I started off thinking this Cherry Cheesecake was a Valentine’s post, with a heart-shaped sensuous cheesecake, topped with ruby-red cherry sauce. It still is, but I have to digress for a moment and talk about the Olympics. It is more connected and less random than you might think. When I was researching the origin of the cheesecake I found out, thanks the internet, that this favorite cake (which I think is really a custard, but now I digress in my digression) dates back to about 250 bc, where a Roman politician first wrote down the recipe. I am sharing it with you, because the translation is hysterical and I can only imagine the range in results with such crude instructions:
“Recipe for libum (cheesecake) – Bray 2 pounds of cheese thoroughly in a mortar; when it is thoroughly macerated, add 1 pound of wheat flour, or, if you wish the cake to be more dainty, ½ pound of fine flour, and mix thoroughly with the cheese. Add 1 egg, and work the whole well. Pat out a loaf, place on leaves, and bake slowly on a warm hearth under a crock.”
It goes on to talk about covering it in honey and poppy-seeds if you so desire. Even the “dainty” version sounds a bit severe to me. The editor who translated this couldn’t help themselves and added a note at the end that reads…”These recipes cannot be considered alluring.” They were, however, hearty and fed to the ancient Olympians during the games to keep them well fueled. Oh, how far we have come from the times when you had to “bray” (grind) cheese to get it soft enough. This rather utilitarian version of the cheesecake may have satisfied the ancient Romans, but today we are going for something a little bit sexier.
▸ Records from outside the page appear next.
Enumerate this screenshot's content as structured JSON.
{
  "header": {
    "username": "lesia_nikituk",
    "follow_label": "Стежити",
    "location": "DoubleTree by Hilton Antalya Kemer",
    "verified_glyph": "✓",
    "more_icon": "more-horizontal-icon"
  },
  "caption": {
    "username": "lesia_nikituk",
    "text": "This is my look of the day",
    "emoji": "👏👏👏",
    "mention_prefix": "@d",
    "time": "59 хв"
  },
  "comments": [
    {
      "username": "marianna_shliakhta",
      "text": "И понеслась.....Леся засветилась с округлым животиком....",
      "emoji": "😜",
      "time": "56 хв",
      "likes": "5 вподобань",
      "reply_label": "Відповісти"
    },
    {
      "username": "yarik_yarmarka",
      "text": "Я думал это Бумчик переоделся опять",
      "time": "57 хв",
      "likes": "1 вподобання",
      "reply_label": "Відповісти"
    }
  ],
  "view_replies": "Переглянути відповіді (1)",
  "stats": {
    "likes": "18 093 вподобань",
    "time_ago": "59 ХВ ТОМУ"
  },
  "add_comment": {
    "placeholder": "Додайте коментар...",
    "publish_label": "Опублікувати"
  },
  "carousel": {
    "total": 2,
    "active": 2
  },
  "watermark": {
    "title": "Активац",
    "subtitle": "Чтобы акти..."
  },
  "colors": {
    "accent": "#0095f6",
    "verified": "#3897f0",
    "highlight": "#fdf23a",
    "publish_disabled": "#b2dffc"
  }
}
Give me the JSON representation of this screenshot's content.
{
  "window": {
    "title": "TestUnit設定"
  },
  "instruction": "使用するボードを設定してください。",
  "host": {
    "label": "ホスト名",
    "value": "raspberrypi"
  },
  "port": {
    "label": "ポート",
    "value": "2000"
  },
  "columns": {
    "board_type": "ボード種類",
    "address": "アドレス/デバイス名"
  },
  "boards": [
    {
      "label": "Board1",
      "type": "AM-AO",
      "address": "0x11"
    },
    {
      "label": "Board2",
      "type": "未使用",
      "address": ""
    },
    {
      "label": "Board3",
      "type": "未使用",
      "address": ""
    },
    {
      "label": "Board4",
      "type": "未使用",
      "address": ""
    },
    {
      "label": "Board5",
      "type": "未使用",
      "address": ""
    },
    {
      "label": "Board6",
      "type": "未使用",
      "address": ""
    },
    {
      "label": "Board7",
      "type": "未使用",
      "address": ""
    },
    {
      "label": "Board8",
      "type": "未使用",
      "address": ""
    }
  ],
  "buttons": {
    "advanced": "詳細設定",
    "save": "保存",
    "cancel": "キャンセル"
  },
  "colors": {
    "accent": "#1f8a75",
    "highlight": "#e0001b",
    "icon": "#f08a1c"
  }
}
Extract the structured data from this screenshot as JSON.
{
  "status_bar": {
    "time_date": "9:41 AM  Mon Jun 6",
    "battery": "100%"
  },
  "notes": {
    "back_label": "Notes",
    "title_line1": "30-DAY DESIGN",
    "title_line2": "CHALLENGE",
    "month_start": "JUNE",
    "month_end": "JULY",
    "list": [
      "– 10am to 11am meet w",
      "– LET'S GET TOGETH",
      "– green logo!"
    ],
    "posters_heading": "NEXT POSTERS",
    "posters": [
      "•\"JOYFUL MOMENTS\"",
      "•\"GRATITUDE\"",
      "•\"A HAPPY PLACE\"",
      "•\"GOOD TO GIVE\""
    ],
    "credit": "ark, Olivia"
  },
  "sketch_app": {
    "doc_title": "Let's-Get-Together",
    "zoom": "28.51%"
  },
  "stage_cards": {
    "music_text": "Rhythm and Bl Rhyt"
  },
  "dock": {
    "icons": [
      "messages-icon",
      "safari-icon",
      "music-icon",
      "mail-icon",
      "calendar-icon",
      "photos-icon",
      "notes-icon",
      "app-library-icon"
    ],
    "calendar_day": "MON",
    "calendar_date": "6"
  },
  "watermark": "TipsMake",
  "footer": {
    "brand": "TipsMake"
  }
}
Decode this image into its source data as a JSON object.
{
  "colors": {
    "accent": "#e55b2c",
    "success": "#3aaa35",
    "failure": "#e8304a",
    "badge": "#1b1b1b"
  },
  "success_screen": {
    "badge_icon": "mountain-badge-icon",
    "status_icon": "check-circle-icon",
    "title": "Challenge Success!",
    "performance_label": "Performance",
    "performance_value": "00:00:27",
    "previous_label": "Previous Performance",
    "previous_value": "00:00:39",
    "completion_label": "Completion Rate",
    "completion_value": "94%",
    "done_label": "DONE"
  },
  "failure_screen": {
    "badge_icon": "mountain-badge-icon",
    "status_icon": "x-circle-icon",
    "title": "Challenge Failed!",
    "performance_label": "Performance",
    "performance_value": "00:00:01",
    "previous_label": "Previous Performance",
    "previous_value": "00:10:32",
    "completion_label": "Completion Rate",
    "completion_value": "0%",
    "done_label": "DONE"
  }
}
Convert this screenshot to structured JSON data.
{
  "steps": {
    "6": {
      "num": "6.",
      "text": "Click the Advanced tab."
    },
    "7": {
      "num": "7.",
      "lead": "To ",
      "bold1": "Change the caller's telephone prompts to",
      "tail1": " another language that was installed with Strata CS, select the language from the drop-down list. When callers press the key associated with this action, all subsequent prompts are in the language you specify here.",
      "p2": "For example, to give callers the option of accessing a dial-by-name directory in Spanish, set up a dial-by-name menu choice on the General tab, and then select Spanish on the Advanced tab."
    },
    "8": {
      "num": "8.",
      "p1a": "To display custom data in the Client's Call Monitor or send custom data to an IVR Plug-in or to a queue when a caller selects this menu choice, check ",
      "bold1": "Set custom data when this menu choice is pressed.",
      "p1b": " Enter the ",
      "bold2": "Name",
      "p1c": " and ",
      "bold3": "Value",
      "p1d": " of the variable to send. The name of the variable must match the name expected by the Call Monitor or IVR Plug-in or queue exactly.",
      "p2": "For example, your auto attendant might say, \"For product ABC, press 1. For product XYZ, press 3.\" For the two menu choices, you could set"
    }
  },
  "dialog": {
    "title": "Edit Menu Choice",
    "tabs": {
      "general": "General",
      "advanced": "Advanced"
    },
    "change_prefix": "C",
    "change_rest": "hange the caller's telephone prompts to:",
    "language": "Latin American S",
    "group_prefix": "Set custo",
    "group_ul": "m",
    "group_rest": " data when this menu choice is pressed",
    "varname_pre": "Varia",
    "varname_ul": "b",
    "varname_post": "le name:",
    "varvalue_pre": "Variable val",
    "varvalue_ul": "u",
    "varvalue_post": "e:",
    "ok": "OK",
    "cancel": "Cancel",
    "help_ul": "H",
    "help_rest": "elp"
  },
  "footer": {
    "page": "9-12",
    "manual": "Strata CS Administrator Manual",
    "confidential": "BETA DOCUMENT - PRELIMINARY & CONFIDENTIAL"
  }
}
My cherry cheesecake is made with ricotta and a touch of honey, as a nod to the original Romans, but that’s as far as the similarities go. Just a touch of flour is used as a slight binder, but not so much as to ruin the luxurious texture. I whipped the egg whites and folded them into the cheese batter to keep it lighter than some of my denser, custard-style cheesecakes. The crust is crushed ginger cookies and the cherry topping is made with a hint of vanilla, cardamom and ginger extracts. This cake would keep any Olympian going, but it’s romantic enough to serve to your sweetheart on Valentine’s day.